→ **Goal of the exercise**:
Report back every line below that carries the word "Delete".

(Records drawn from a dataset)

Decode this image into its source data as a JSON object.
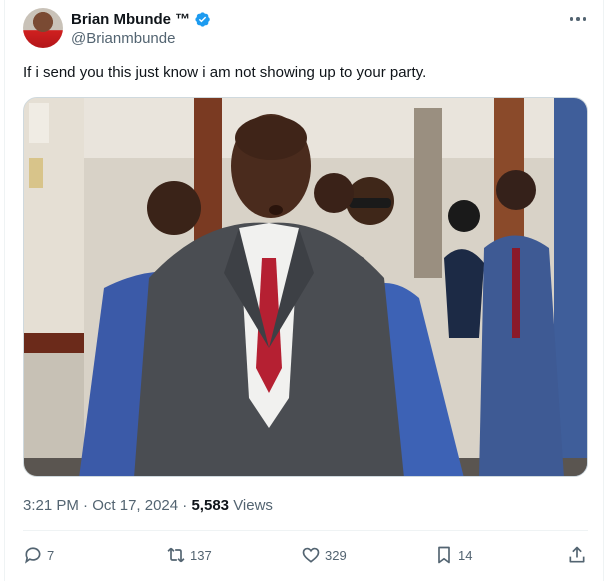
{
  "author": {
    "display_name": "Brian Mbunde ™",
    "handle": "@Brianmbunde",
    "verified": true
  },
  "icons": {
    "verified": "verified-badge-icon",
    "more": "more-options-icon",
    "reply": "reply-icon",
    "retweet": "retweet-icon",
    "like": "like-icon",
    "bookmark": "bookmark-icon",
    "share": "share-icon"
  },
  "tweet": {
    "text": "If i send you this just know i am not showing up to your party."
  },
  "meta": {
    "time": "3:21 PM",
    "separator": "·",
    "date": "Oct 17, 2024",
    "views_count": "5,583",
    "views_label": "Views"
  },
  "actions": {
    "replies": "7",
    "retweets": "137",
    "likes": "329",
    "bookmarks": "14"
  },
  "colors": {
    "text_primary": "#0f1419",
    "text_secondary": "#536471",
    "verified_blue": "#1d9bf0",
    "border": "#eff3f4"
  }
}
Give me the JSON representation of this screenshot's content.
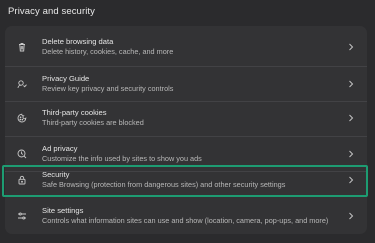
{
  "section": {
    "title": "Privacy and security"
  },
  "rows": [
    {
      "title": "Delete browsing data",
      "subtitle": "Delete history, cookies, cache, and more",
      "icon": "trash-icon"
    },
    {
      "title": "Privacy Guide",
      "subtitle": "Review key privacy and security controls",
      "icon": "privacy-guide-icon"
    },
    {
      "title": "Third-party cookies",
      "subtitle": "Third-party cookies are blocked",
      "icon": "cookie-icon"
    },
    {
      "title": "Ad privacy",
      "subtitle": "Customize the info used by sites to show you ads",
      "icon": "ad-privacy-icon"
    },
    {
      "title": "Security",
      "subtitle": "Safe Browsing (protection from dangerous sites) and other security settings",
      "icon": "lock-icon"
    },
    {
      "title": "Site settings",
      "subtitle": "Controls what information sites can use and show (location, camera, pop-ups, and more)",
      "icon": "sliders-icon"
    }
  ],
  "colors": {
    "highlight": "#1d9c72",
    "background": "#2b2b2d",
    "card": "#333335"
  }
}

→ **Result for this exercise**:
      "title": "Delete browsing data",
      "subtitle": "Delete history, cookies, cache, and more",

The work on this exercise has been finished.